I can really recommend The Paris Library by Janet Skeslien Charles. It is a story told in two time periods – one plotline concerns a young French girl named Odile, who lands her dream job with the American Library in Paris. She falls in love, makes mistakes and learns from them, and lives through all the dangers of keeping the library open during the Nazi occupation of Paris. This part of the story is based on fact – the American Library did remain open during the war, and the staff delivered parcels of books to their Jewish subscribers. I loved learning about this part of war history of which I knew nothing. One feels the tension of walking the streets of Paris with a pile of books destined for Jewish readers, when Nazi roadblocks could be around any corner; you feel the hunger of Parisians who spent long hours queuing even for turnips; you share in the solace that a good book can bring in times of stress.
The other plot is about an American girl named Lily, living in the USA in the 1980s. She has lost her mother, gains a stepmother, and gets to know her reclusive neighbour, Odile, who starts to teach her French language and culture. Lily too has lots of growing up to do, but she grows close to the elderly Frenchwoman and slowly learns something of her history.

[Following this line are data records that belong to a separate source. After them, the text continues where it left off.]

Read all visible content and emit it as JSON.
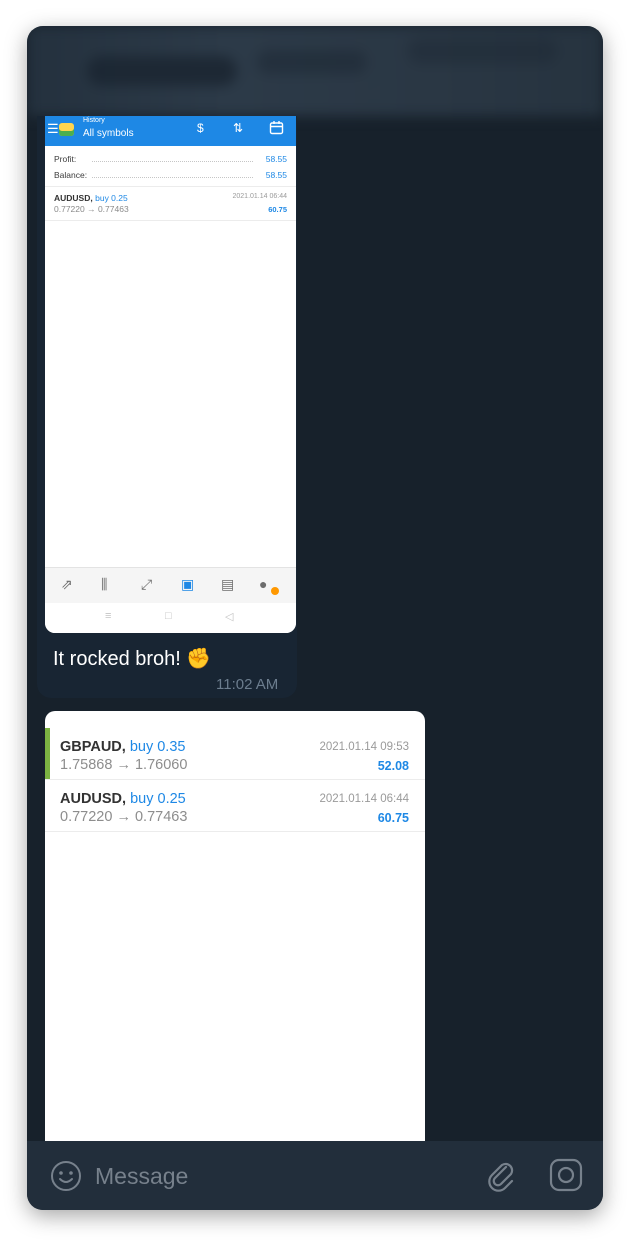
{
  "mt_history": {
    "screen_title": "History",
    "filter": "All symbols",
    "summary": [
      {
        "label": "Profit:",
        "value": "58.55"
      },
      {
        "label": "Balance:",
        "value": "58.55"
      }
    ],
    "deal": {
      "symbol": "AUDUSD,",
      "direction": "buy 0.25",
      "prices": "0.77220 → 0.77463",
      "datetime": "2021.01.14 06:44",
      "profit": "60.75"
    }
  },
  "message1": {
    "caption": "It rocked broh! ✊",
    "time": "11:02 AM"
  },
  "message2": {
    "deals": [
      {
        "symbol": "GBPAUD,",
        "direction": "buy 0.35",
        "prices": "1.75868 → 1.76060",
        "datetime": "2021.01.14 09:53",
        "profit": "52.08"
      },
      {
        "symbol": "AUDUSD,",
        "direction": "buy 0.25",
        "prices": "0.77220 → 0.77463",
        "datetime": "2021.01.14 06:44",
        "profit": "60.75"
      }
    ]
  },
  "input": {
    "placeholder": "Message"
  },
  "icons": {
    "menu": "menu-icon",
    "deposit": "deposit-icon",
    "sort": "sort-icon",
    "calendar": "calendar-icon",
    "quotes": "quotes-icon",
    "chart": "chart-icon",
    "trade": "trade-icon",
    "history": "history-icon",
    "news": "news-icon",
    "chat": "chat-icon",
    "emoji": "emoji-icon",
    "attach": "paperclip-icon",
    "camera": "camera-icon"
  },
  "colors": {
    "chat_background": "#17212b",
    "input_bar": "#222e3b",
    "mt_accent": "#1e88e5",
    "buy_marker": "#7cb342",
    "timestamp": "#6c7d8e"
  }
}
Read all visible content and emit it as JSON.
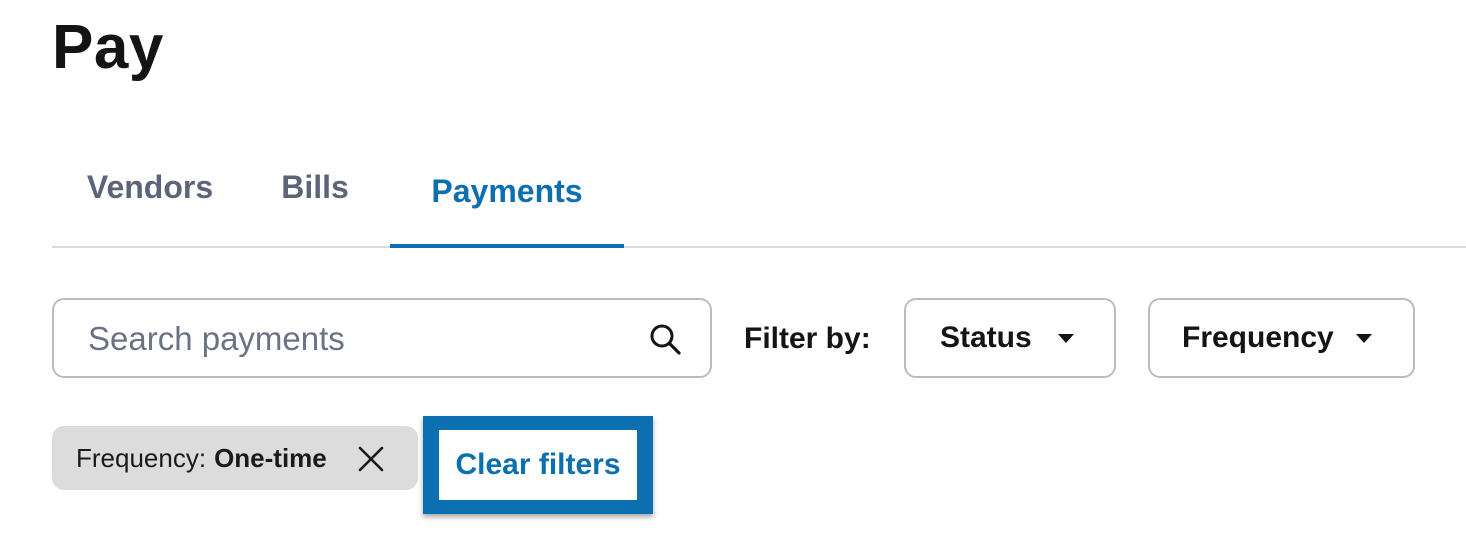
{
  "page": {
    "title": "Pay"
  },
  "tabs": [
    {
      "label": "Vendors",
      "active": false
    },
    {
      "label": "Bills",
      "active": false
    },
    {
      "label": "Payments",
      "active": true
    }
  ],
  "search": {
    "placeholder": "Search payments",
    "value": "",
    "icon": "search-icon"
  },
  "filters": {
    "label": "Filter by:",
    "dropdowns": [
      {
        "label": "Status",
        "icon": "caret-down-icon"
      },
      {
        "label": "Frequency",
        "icon": "caret-down-icon"
      }
    ]
  },
  "active_filters": [
    {
      "key": "Frequency:",
      "value": "One-time",
      "icon": "close-icon"
    }
  ],
  "clear_filters": {
    "label": "Clear filters"
  },
  "colors": {
    "accent": "#0b6fb0",
    "tab_inactive": "#5b6478",
    "chip_bg": "#dcdcdd",
    "border": "#b9bcc2"
  }
}
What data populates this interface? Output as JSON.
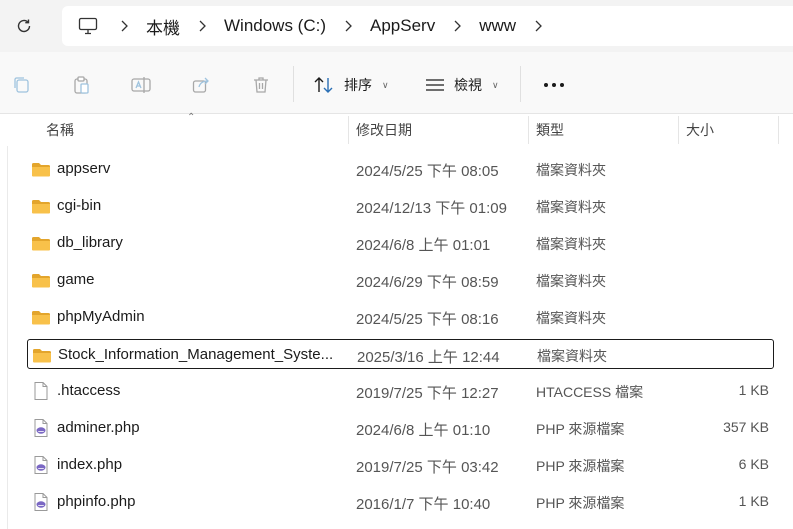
{
  "address": {
    "crumbs": [
      "本機",
      "Windows (C:)",
      "AppServ",
      "www"
    ]
  },
  "toolbar": {
    "sort_label": "排序",
    "view_label": "檢視"
  },
  "columns": {
    "name": "名稱",
    "modified": "修改日期",
    "type": "類型",
    "size": "大小"
  },
  "files": [
    {
      "name": "appserv",
      "modified": "2024/5/25 下午 08:05",
      "type": "檔案資料夾",
      "size": "",
      "icon": "folder-icon"
    },
    {
      "name": "cgi-bin",
      "modified": "2024/12/13 下午 01:09",
      "type": "檔案資料夾",
      "size": "",
      "icon": "folder-icon"
    },
    {
      "name": "db_library",
      "modified": "2024/6/8 上午 01:01",
      "type": "檔案資料夾",
      "size": "",
      "icon": "folder-icon"
    },
    {
      "name": "game",
      "modified": "2024/6/29 下午 08:59",
      "type": "檔案資料夾",
      "size": "",
      "icon": "folder-icon"
    },
    {
      "name": "phpMyAdmin",
      "modified": "2024/5/25 下午 08:16",
      "type": "檔案資料夾",
      "size": "",
      "icon": "folder-icon"
    },
    {
      "name": "Stock_Information_Management_Syste...",
      "modified": "2025/3/16 上午 12:44",
      "type": "檔案資料夾",
      "size": "",
      "icon": "folder-icon"
    },
    {
      "name": ".htaccess",
      "modified": "2019/7/25 下午 12:27",
      "type": "HTACCESS 檔案",
      "size": "1 KB",
      "icon": "blank-file-icon"
    },
    {
      "name": "adminer.php",
      "modified": "2024/6/8 上午 01:10",
      "type": "PHP 來源檔案",
      "size": "357 KB",
      "icon": "php-file-icon"
    },
    {
      "name": "index.php",
      "modified": "2019/7/25 下午 03:42",
      "type": "PHP 來源檔案",
      "size": "6 KB",
      "icon": "php-file-icon"
    },
    {
      "name": "phpinfo.php",
      "modified": "2016/1/7 下午 10:40",
      "type": "PHP 來源檔案",
      "size": "1 KB",
      "icon": "php-file-icon"
    }
  ],
  "selected_index": 5,
  "colors": {
    "folder": "#f8c14a",
    "folder_dark": "#e3a52c",
    "php": "#7b68c4",
    "selection_border": "#1b1b1b"
  }
}
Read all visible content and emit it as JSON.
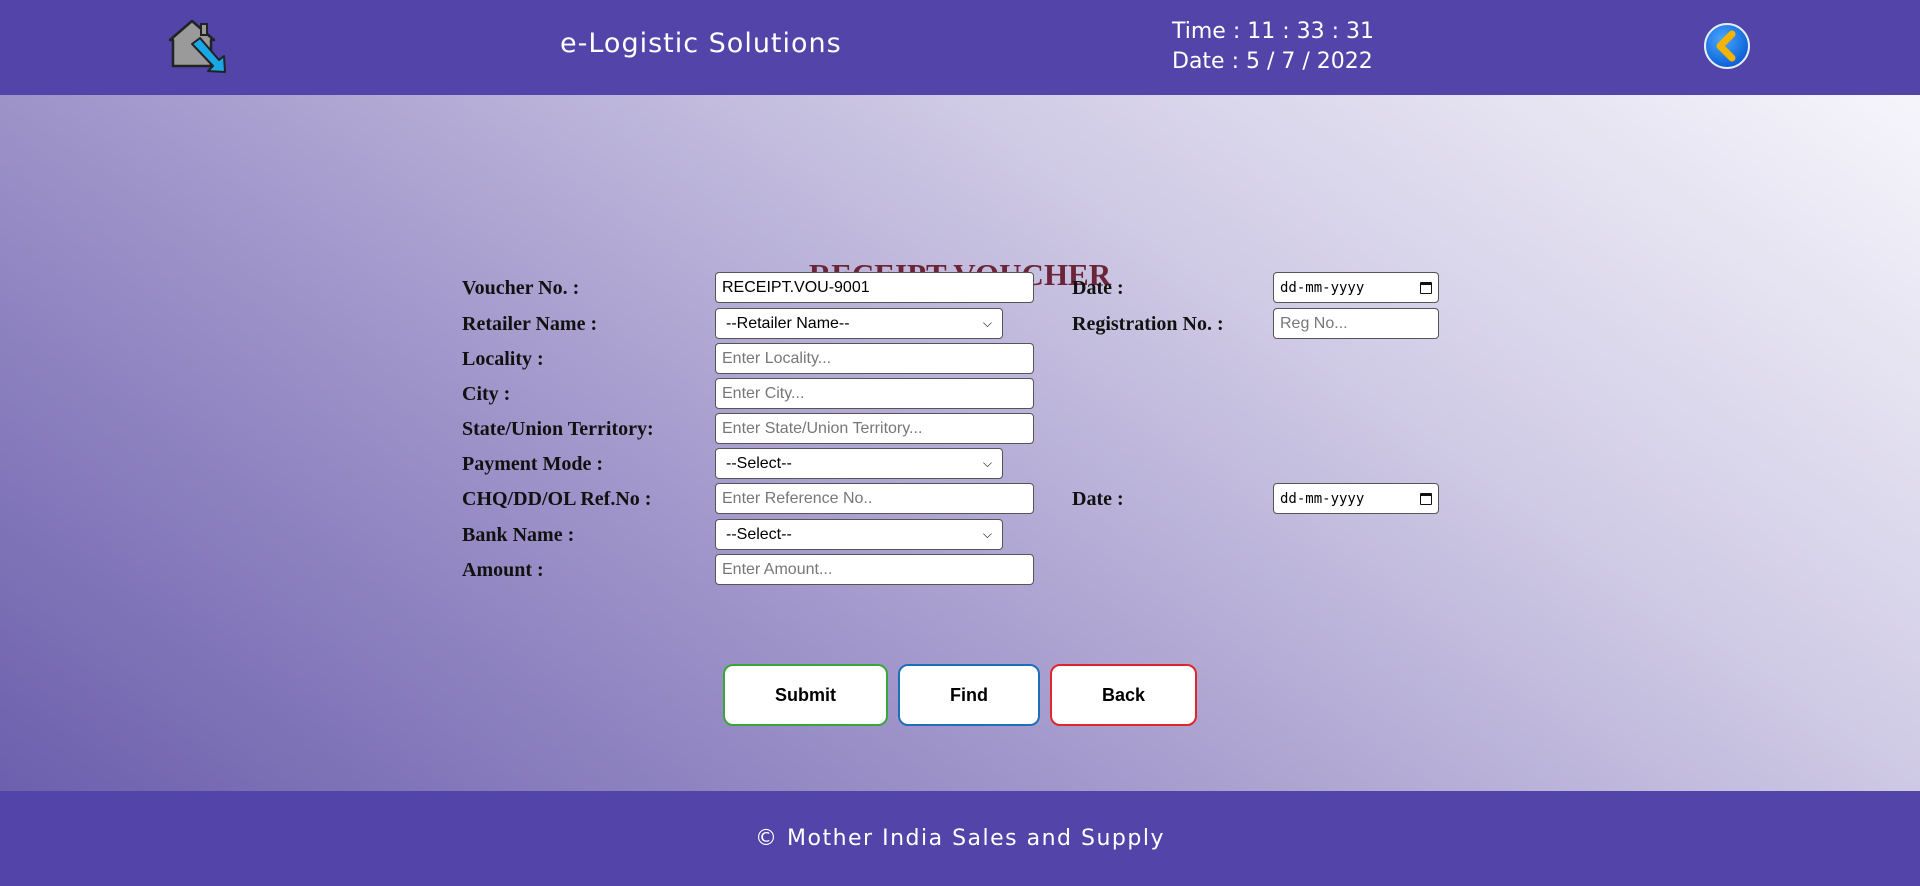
{
  "header": {
    "home_icon": "home-arrow-icon",
    "title": "e-Logistic Solutions",
    "time": "Time : 11 : 33 : 31",
    "date": "Date : 5 / 7 / 2022",
    "back_icon": "chevron-left-circle-icon"
  },
  "form": {
    "title": "RECEIPT VOUCHER",
    "voucher_no": {
      "label": "Voucher No. :",
      "value": "RECEIPT.VOU-9001"
    },
    "date": {
      "label": "Date :",
      "placeholder": "dd-mm-yyyy"
    },
    "retailer": {
      "label": "Retailer Name :",
      "selected": "--Retailer Name--"
    },
    "registration": {
      "label": "Registration No. :",
      "placeholder": "Reg No..."
    },
    "locality": {
      "label": "Locality :",
      "placeholder": "Enter Locality..."
    },
    "city": {
      "label": "City :",
      "placeholder": "Enter City..."
    },
    "state": {
      "label": "State/Union Territory:",
      "placeholder": "Enter State/Union Territory..."
    },
    "payment_mode": {
      "label": "Payment Mode :",
      "selected": "--Select--"
    },
    "reference": {
      "label": "CHQ/DD/OL Ref.No :",
      "placeholder": "Enter Reference No.."
    },
    "ref_date": {
      "label": "Date :",
      "placeholder": "dd-mm-yyyy"
    },
    "bank": {
      "label": "Bank Name :",
      "selected": "--Select--"
    },
    "amount": {
      "label": "Amount :",
      "placeholder": "Enter Amount..."
    }
  },
  "buttons": {
    "submit": "Submit",
    "find": "Find",
    "back": "Back"
  },
  "colors": {
    "header_bg": "#5244a8",
    "title": "#6b2438",
    "submit_border": "#3aa63a",
    "find_border": "#1f6fb8",
    "back_border": "#e0252b"
  },
  "footer": {
    "text": "© Mother India Sales and Supply"
  }
}
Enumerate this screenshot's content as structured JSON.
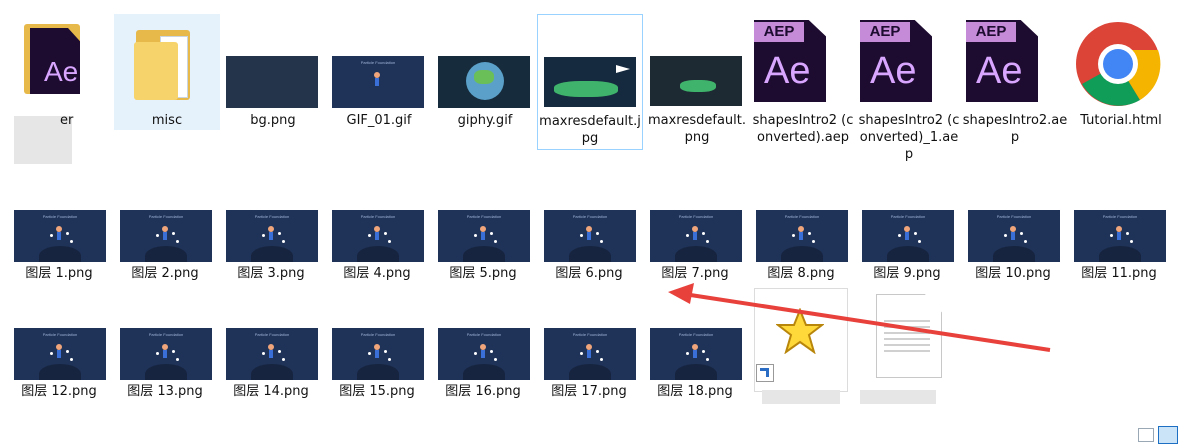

This is a novel about courage and resilience, about secrets and betrayals, and about the human need for books and libraries. It is a novel that looks at the importance of choices. The book was moving and uplifting and I am not surprised it has been a best-seller. This is a novel for all who love books, and who love that glorious city of Paris (can there be anyone who doesn’t love Paris, I ask?). A great deal of research went into the background and the author has lived in Paris and actually worked at the American Library.
If you are interested in the history of the American Library in Paris, you’ll find a comprehensive timeline on its website. Scroll through it to see a photo of one of the book’s primary characters and you can even download the (then confidential) report of the library’s activities during WWII written by the director, Dorothy Reeder. Fascinating!